The first version of Spine had run on Oracle under an out-sourced contract managed by telecoms giant BT, but the Health and Social Care Information Center (HSCIC) – the NHS organisation running the system thought that open source and NoSQL will be easier to live with.
Oracle’s relational database has been replaced with a NoSQL distributed system called Riak, from Basho.
Other open-source elements are Redis, Nginx, Tornado and RabitMQ while Splunk has been used for logging and reporting.
The Spine2 contract was awarded under the Cabinet Office’s G-Cloud framework, which encourages government types to buy from small providers like Basho.
It seems to have been much cheaper too some of that is not having to pay an Oracle license, or a maintenance fee, but some of it was also managed by consolidating the hardware.
Riak is up to two times cheaper than Oracle while the infrastructure will cost five per cent that of the old setup.
What is also odd is that HSCIC has saved money by bringing Spine2 back in house with on-going development. This is bad news for BT, but could be the start of a backlash against open sourcing.
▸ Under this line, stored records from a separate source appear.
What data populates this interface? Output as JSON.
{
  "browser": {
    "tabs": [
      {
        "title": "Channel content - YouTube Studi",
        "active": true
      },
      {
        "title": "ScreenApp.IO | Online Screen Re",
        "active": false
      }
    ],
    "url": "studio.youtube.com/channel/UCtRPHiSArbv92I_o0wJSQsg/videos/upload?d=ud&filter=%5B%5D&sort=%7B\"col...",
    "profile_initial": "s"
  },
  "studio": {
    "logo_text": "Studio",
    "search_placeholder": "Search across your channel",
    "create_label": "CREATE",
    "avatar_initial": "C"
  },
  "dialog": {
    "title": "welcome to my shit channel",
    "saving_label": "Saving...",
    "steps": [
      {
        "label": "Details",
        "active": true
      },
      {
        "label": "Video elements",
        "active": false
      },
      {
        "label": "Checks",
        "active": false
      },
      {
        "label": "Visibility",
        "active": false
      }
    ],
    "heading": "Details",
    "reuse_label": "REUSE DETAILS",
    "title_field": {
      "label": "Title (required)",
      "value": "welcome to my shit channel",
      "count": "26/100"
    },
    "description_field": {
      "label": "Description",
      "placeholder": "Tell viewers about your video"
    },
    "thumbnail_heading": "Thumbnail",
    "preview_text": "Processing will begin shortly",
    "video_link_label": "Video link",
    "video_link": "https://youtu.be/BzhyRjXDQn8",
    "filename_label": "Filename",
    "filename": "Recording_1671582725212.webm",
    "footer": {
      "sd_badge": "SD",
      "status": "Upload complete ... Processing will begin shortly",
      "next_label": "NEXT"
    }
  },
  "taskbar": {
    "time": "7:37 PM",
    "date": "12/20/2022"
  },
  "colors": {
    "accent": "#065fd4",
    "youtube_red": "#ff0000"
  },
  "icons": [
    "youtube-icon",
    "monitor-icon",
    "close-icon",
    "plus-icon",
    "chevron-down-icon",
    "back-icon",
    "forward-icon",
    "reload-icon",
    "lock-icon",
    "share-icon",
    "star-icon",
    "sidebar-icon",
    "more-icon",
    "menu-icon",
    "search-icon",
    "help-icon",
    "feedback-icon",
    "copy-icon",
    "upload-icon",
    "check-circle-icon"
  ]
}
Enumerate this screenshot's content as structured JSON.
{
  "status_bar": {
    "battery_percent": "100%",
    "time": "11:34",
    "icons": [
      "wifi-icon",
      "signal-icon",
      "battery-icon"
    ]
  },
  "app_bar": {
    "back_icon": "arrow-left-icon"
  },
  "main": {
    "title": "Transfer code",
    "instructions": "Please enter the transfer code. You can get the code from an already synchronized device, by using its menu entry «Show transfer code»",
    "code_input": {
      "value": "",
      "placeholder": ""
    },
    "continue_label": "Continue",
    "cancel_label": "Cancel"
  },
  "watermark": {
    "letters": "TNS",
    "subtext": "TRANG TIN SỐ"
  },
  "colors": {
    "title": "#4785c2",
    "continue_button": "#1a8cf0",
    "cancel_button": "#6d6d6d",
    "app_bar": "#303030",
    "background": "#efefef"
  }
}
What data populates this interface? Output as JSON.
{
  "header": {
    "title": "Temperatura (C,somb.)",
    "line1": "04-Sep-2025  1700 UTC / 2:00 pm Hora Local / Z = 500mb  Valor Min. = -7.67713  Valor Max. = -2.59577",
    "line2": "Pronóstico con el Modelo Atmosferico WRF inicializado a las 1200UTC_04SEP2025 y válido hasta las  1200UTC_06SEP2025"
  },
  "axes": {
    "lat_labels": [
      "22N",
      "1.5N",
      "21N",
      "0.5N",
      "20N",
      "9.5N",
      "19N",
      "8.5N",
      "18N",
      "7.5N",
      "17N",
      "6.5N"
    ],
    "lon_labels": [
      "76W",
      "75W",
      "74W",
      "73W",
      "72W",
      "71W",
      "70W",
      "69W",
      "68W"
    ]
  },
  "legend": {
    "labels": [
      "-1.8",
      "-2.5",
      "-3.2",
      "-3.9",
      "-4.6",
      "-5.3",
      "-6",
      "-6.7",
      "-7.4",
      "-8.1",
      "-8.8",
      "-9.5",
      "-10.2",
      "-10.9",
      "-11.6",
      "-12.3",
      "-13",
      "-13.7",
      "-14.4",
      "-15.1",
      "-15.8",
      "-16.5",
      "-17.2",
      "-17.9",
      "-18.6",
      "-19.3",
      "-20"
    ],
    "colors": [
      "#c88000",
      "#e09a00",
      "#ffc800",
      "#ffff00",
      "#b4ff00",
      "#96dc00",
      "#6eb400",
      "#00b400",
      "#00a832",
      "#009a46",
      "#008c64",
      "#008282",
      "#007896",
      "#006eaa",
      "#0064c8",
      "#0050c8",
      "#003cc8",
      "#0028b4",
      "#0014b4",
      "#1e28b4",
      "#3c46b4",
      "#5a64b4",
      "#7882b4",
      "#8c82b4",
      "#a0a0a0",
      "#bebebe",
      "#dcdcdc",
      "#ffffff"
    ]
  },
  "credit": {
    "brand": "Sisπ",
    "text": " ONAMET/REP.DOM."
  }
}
Europe-wide austerity programmes and spending cuts are placing more and more pressure on healthcare providers and hospitals to shrink their spending, and a report from IDC Health Insights claims one viable option will be consolidating their IT systems.
Increasing efficiencies must be a priority for hospital procurement and implementation, IDC claims. They will be striving to offer the same level of care, quality and safety with less resources, so in turn, to stay afloat, they should offer services coordinated with other providers in their catchment areas.
Silvia Piai, IDC Health Insights EMEA research manager, said that in a resource stretched scenario, keeping IT in line with long term business objectives is not an easy task. “Hospitals’ CIOs have to architect for reusability, interoperability, and scalability when implementing new enterprise and line of business solutions, Piai said. “Just keeping the lights on for the existing systems will only drive them to a budget-cut vortext”.
Hospital IT departments are usually driven, IDC pointed out, by regulation compliance. Other aspects in chain management and governance are underestimated, and this leans on a hospitals’ capabilities in risk management.
Top on the agenda for hospital CIOs at the moment is electronic medical records. Health information exchange exchange focusing on cooperation with other providers “is still relatively low,” IDC said. High investments are being put into e-procurement, business intelligence and analytics.
Speaking with over 100 European hospital executives about their business priorities, IDC noted that pressure to reduce public expendiature is reflected in hospitals’ needs to improve performance and IT costs. Strong financial and legal penalties for failing to meet regulatory requirements in emerging areas such as data capture, retention, protection and security are ultimately determining the course of hospital IT investment.
IDC notes change management will include alternative governance models and this challenge is being underestimated in IT. It will bring together physicians and nurses from different care centres, IDC said, or changes in funding models that offer incentives for care and collaborative culture.